> **YOUR OBJECTIVE**: Search the data for "ejemplo". Each line containing it is to be copied.

> **Entries from a dataset of interfaces**:
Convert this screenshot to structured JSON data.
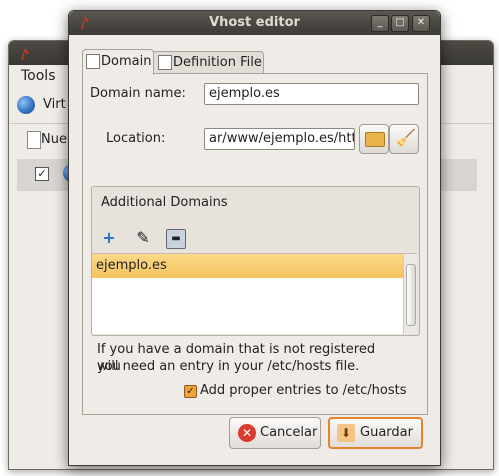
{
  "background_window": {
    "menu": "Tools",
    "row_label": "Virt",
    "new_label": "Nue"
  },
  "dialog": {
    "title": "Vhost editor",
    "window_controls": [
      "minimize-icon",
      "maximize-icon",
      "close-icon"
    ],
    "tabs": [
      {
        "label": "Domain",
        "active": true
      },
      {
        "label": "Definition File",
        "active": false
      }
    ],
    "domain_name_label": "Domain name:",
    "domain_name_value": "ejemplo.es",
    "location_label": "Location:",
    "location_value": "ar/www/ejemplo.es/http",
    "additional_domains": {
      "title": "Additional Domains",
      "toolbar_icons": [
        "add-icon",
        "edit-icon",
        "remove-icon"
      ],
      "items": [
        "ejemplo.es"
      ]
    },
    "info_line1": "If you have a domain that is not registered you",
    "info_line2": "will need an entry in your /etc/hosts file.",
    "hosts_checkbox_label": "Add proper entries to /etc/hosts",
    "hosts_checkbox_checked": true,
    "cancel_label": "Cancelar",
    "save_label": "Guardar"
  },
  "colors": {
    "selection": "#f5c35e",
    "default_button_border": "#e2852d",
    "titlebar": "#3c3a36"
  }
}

> **TASK RESPONSE**:
    "domain_name_value": "ejemplo.es",
    "location_value": "ar/www/ejemplo.es/http",
        "ejemplo.es"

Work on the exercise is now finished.